Among the sources of inspiration for Secret Keepers:
• The tales of plant hunters at the turn of the century. These men — botanists and amateur naturalists alike — traveled to desolate, dangerous regions of the world to acquire rare plants. Emma’s grandfather, William McCann, was such a man — an amateur plant collector whose obsession with acquiring botanicals eventually led him to ruin.
• The old travel trunk in which Emma Hanley stores her grandfather’s papers resembles a steamer trunk belonging to my great-grandmother, in which I discovered old postcards, photographs, telegrams, and a letter about a missing person signed by J. Edgar Hoover. Family secrets — locked away in a trunk.
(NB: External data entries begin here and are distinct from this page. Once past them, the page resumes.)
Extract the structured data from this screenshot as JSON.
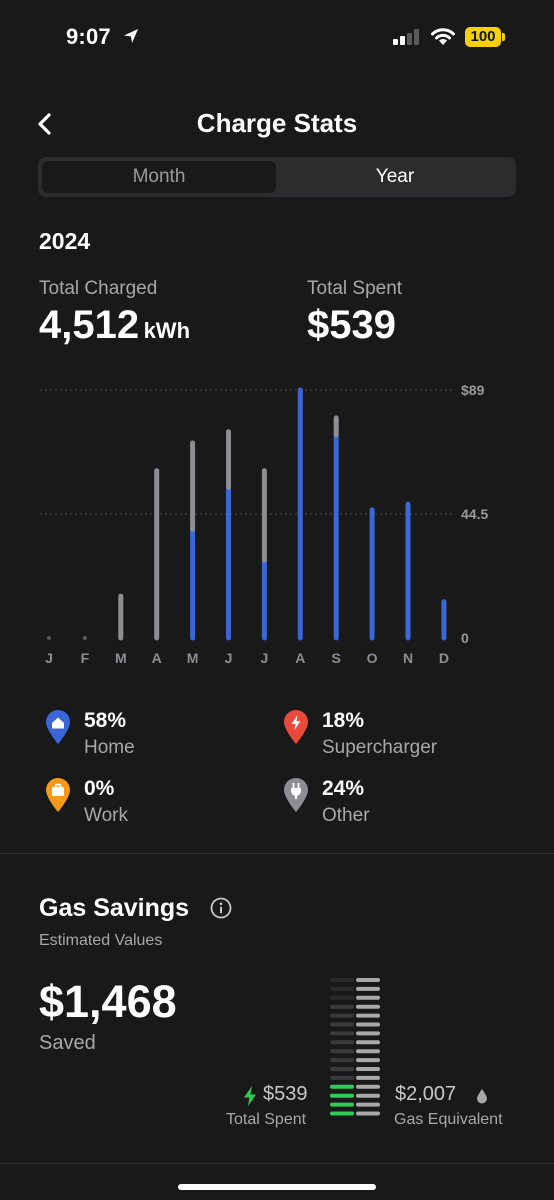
{
  "status_bar": {
    "time": "9:07",
    "battery": "100"
  },
  "header": {
    "title": "Charge Stats",
    "back_icon": "chevron-left-icon"
  },
  "segment": {
    "options": [
      "Month",
      "Year"
    ],
    "selected": "Year"
  },
  "summary": {
    "year": "2024",
    "total_charged_label": "Total Charged",
    "total_charged_value": "4,512",
    "total_charged_unit": "kWh",
    "total_spent_label": "Total Spent",
    "total_spent_value": "$539"
  },
  "colors": {
    "home": "#3a66d8",
    "supercharger": "#e84a3c",
    "work": "#f49a1a",
    "other": "#8e8e92",
    "accent_green": "#2ecc59",
    "background": "#19191a"
  },
  "chart_data": {
    "type": "bar",
    "stacked": true,
    "categories": [
      "J",
      "F",
      "M",
      "A",
      "M",
      "J",
      "J",
      "A",
      "S",
      "O",
      "N",
      "D"
    ],
    "series": [
      {
        "name": "Home",
        "values": [
          0,
          0,
          0,
          0,
          39,
          54,
          28,
          89,
          73,
          46,
          48,
          13
        ]
      },
      {
        "name": "Other",
        "values": [
          0,
          0,
          15,
          60,
          31,
          20,
          32,
          0,
          6,
          0,
          0,
          0
        ]
      }
    ],
    "ylim": [
      0,
      89
    ],
    "yticks": [
      "$89",
      "44.5",
      "0"
    ],
    "grid": true
  },
  "legend": [
    {
      "pct": "58%",
      "label": "Home",
      "icon": "home-icon"
    },
    {
      "pct": "18%",
      "label": "Supercharger",
      "icon": "bolt-icon"
    },
    {
      "pct": "0%",
      "label": "Work",
      "icon": "briefcase-icon"
    },
    {
      "pct": "24%",
      "label": "Other",
      "icon": "plug-icon"
    }
  ],
  "gas": {
    "title": "Gas Savings",
    "subtitle": "Estimated Values",
    "saved_amount": "$1,468",
    "saved_label": "Saved",
    "spent_amount": "$539",
    "spent_label": "Total Spent",
    "gas_amount": "$2,007",
    "gas_label": "Gas Equivalent",
    "spent_fraction": 0.27
  }
}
• My childhood love of Francis Hodgson Burnett’s classic The Secret Garden no doubt inspired the idea of the neglected estate, Amaranth, and its swallowed up heirloom garden. Also figuring in: The “outsider” garden art I love stumbling upon in hidden down-at-the heels neighborhoods in town — with their bottle trees, vine covered iron bedstands, and a goat or two.
Is the town of Palmetto in the novel a real place?
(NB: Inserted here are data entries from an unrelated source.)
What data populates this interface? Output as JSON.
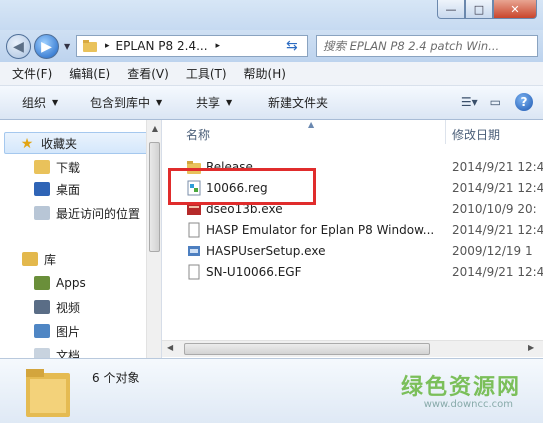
{
  "window": {
    "minimize": "—",
    "maximize": "□",
    "close": "✕"
  },
  "address": {
    "path": "EPLAN P8 2.4...",
    "separator": "▸",
    "search_placeholder": "搜索 EPLAN P8 2.4 patch Win..."
  },
  "menu": [
    "文件(F)",
    "编辑(E)",
    "查看(V)",
    "工具(T)",
    "帮助(H)"
  ],
  "toolbar": {
    "organize": "组织",
    "include_in_library": "包含到库中",
    "share": "共享",
    "new_folder": "新建文件夹",
    "help": "?"
  },
  "nav": {
    "favorites": "收藏夹",
    "favorites_items": [
      "下载",
      "桌面",
      "最近访问的位置"
    ],
    "libraries": "库",
    "library_items": [
      "Apps",
      "视频",
      "图片",
      "文档"
    ]
  },
  "columns": {
    "name": "名称",
    "date": "修改日期"
  },
  "files": [
    {
      "name": "Release",
      "date": "2014/9/21 12:4",
      "icon": "folder-icon"
    },
    {
      "name": "10066.reg",
      "date": "2014/9/21 12:4",
      "icon": "registry-file-icon"
    },
    {
      "name": "dseo13b.exe",
      "date": "2010/10/9 20:",
      "icon": "exe-icon"
    },
    {
      "name": "HASP Emulator for Eplan P8 Window...",
      "date": "2014/9/21 12:4",
      "icon": "document-icon"
    },
    {
      "name": "HASPUserSetup.exe",
      "date": "2009/12/19 1",
      "icon": "setup-exe-icon"
    },
    {
      "name": "SN-U10066.EGF",
      "date": "2014/9/21 12:4",
      "icon": "document-icon"
    }
  ],
  "details": {
    "count": "6 个对象"
  },
  "watermark": {
    "text": "绿色资源网",
    "url": "www.downcc.com"
  },
  "colors": {
    "highlight_box": "#e02c2c",
    "folder": "#e9c25b",
    "accent": "#1c56b0"
  }
}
The town of Palmetto is loosely based on my own hometown of Greenville, South Carolina and its overlay of New South over Old South. However, I’m by no means faithful to street names and places, and I often “tweak” a name or location when writing fiction.For example, “Springforth Cemetery” in the novel is based on an actual cemetery down the street from me, called “Springwood,” in front of which stands a Confederate memorial that was relocated from the center of town some decades previously.
What kind of experience has writing Secret Keepers been for you?
Secret Keepers is my second novel, and while it took less time to write than my first novel, The Garden Angel, the process was not easier–just different. I knew I wanted to write Secret Keepers in the omniscient point of view, for instance, and include multiple perspectives. After completing a first draft of Secret Keepers, I spent several years revising and expanding the scope of the novel to include several members of a family and a constellation of characters in the fictitious small town of Palmetto.
How did you go about researching the flora and fauna that appear in Secret Keepers?
While writing Secret Keepers, I trained to become a Master Gardener. The Master Gardener program teaches volunteers to be community educators by providing science-based information on horticulture and environmentally sound gardening practices. I soon expanded my own garden, which is a National Wildlife Federation “Certified Wildllife Habitat,” to include vegetables and native plants, and I incorporated some of what I learned in the novel itself. For example, Gordon’s “Compost Tea” describes an actual practice of stuffing an old stocking with compost and dipping it into a watering can like a tea bag — a quick, organic way to fertilize plants and boost blooms.
Many of the plants featured in Secret Keepers are real — Amarnathus (or “pigweed”), for example, is an ancient Incan plant grown from seed in my own garden. Tongue Orchids, which have evolved deceitful abilities to lure pollinators, actually exist, as does Dragon Arum — Dracunculus vulgasis — a plant that smells like rotten meat to attract flies. However, other botanicals in the novel tip into magical realism: “Secret Keepers,” for instance — a purely fictional flower with a potent aroma that evokes a powerful memory of love in a person’s life. Thus, after taking a whiff of a Secret Keeper, Emma recalls the smell of her first son’s newborn head, and Jake remembers the nape of Dora’s neck. “Soul Shines,” with their eerie, petaled eyes, are preternaturally sensitive, and seem to perceive a person’s feelings (or character), as when they appear to look back at Miss Gibble in the nursing home courtyard and provide comfort as she recalls her long dead fiancé, or when, in the bank parking lot, they lean and shine toward Gordon, their homeless caretaker, and shrink away from his brother, JJ, a bank manager who disapproves of his brother.